Dynamics and emphases change through juxtaposition. A close listener could probably spend an unhealthy amount of time noting these and other sonic alterations. Vocals become muted, smoothed out, now on a level with instruments or buried under instead of atop them. The music glistens less in the 1994 version of Happiness, it bangs less sharply and rasps more. The sporadic rock impact decreases. “Energy”, stripped of its drums, ends up sounding more like an early Velvet Underground drone than an incipient pop song. Its guitars lead into that of “Cowboy”, which leads into that of “Happiness”, whose violin licks and plucked strings become subsumed by murk.
The most striking change between these two versions of Happiness is heard in “You Make Me Wanto Wear Dresses”, which is now titled “The Dresses Song” and opens with an industrial noise like a giant vacuum sucking up the atmosphere. In place of the original’s organic instrumentation—fiddle, strummed guitar, and drums—a burbling electronic pattern and scattered ambient sounds disconcertingly undergird Germano’s vocal. She now sounds fragile, tranquilized, not the slightest bit exuberant, as though being forced to sing the song, which presumably she once liked.

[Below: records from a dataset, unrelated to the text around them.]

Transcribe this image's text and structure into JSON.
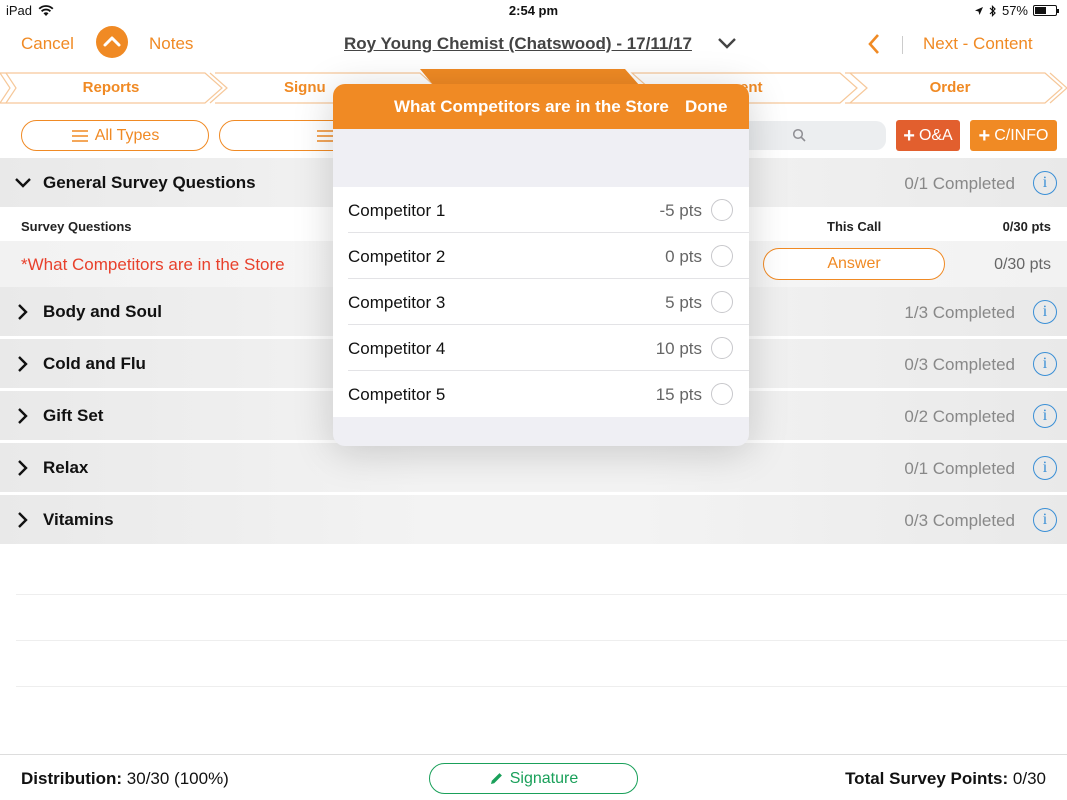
{
  "status_bar": {
    "device": "iPad",
    "time": "2:54 pm",
    "battery": "57%",
    "battery_level": 0.57
  },
  "nav": {
    "cancel": "Cancel",
    "notes": "Notes",
    "title": "Roy Young Chemist (Chatswood) - 17/11/17",
    "next": "Next - Content"
  },
  "steps": [
    "Reports",
    "Signu",
    "ent",
    "Order"
  ],
  "filters": {
    "all_types": "All Types",
    "qa": "O&A",
    "cinfo": "C/INFO"
  },
  "sections": [
    {
      "name": "General Survey Questions",
      "completed": "0/1 Completed",
      "expanded": true
    },
    {
      "name": "Body and Soul",
      "completed": "1/3 Completed"
    },
    {
      "name": "Cold and Flu",
      "completed": "0/3 Completed"
    },
    {
      "name": "Gift Set",
      "completed": "0/2 Completed"
    },
    {
      "name": "Relax",
      "completed": "0/1 Completed"
    },
    {
      "name": "Vitamins",
      "completed": "0/3 Completed"
    }
  ],
  "sub_header": {
    "survey_questions": "Survey Questions",
    "this_call": "This Call",
    "pts": "0/30 pts"
  },
  "question": {
    "text": "*What Competitors are in the Store",
    "answer": "Answer",
    "pts": "0/30 pts"
  },
  "popover": {
    "title": "What Competitors are in the Store",
    "done": "Done",
    "items": [
      {
        "name": "Competitor 1",
        "pts": "-5 pts"
      },
      {
        "name": "Competitor 2",
        "pts": "0 pts"
      },
      {
        "name": "Competitor 3",
        "pts": "5 pts"
      },
      {
        "name": "Competitor 4",
        "pts": "10 pts"
      },
      {
        "name": "Competitor 5",
        "pts": "15 pts"
      }
    ]
  },
  "bottom": {
    "distribution_label": "Distribution:",
    "distribution_value": "30/30 (100%)",
    "signature": "Signature",
    "total_label": "Total Survey Points:",
    "total_value": "0/30"
  },
  "colors": {
    "accent": "#f08a24",
    "red": "#e8412c",
    "qa_btn": "#e25f2e",
    "green": "#1aa05a",
    "info_blue": "#3a8fd6"
  }
}
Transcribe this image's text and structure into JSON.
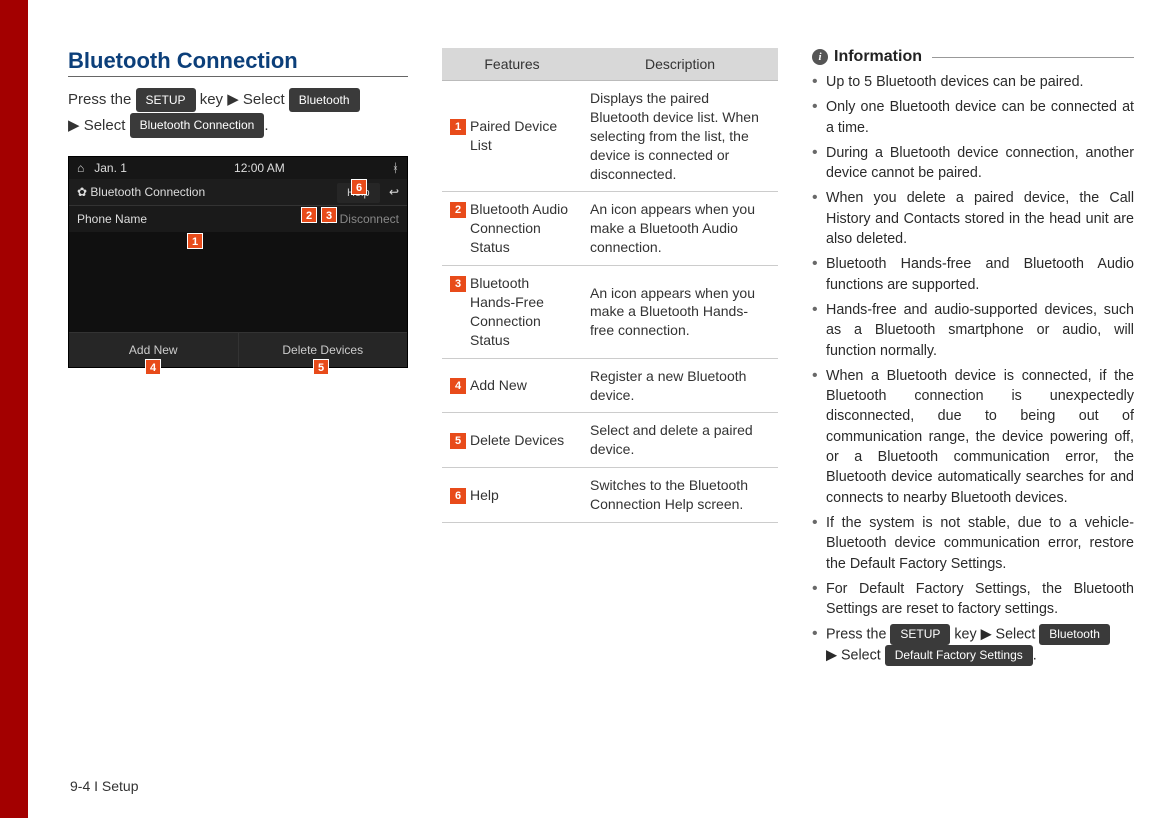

We can only guess what would lead an artist to rework a song so radically.
In place of the original’s Americana, “The Dresses Song” provides a glimpse into a machine somewhere in industrial Europe, where an evocation of “wide, wide open spaces” seems ironic at best. Just as Germano doesn’t seem to be addressing any particular person or “man” in “These Boots Were Made for Walkin'”, here she sounds possibly afraid of the idea of wide open spaces. Wearing dresses seems as out of the question as getting out of this insular headspace. Coming next and last, “The Darkest Night of All” delivers even less hope in its small breakthrough with 4AD than in the Capitol incarnation of Happiness.
The record’s revision may be neither better nor worse, just different, a matter of taste. Do you like your Germano with a dash of commerciality or a dose of overt aesthetics bordering on gloomy pall? You can play one, then the other, and have separate experiences.
Germano remained with 4AD for four years and four recordings. Her album Geek the Girl, also released in 1994, doubled down on the qualities that differentiated the 1994 version of Happiness from the 1993 version. Textures flow through the songs, and the lyrics relentlessly explore trauma, including rape, and illness, including the song “Cancer of Everything”. By that point, Germano had built her brand.
After 4AD, she spent three years at an even more independent label, Young God. Its owner and operator, Michael Gira, is best known as the mastermind behind the erstwhile New York City noise-rock band Swans, whose work explored cultural fringes and physical, emotional, and psychological brutality. As a solo artist, Gira also recorded a kind of no-nonsense American gothic folk-country-rock album. Gira’s embrace of Germano’s music made perfect sense. Yet, it boggled the mind in light of her time with Mellencamp, appearances with mainstream figures such as the Indigo Girls and David Bowie, and her brief association with Capitol.
Spunlace Recycling Like so many of her contemporaries, Germano has come full circle. After passing through the self-release realm, traveling through the major-label inferno, then emerging through layers of independence, she has returned to the self-release realm. That realm represents a kind of limbo and an open plain of unfettered expression.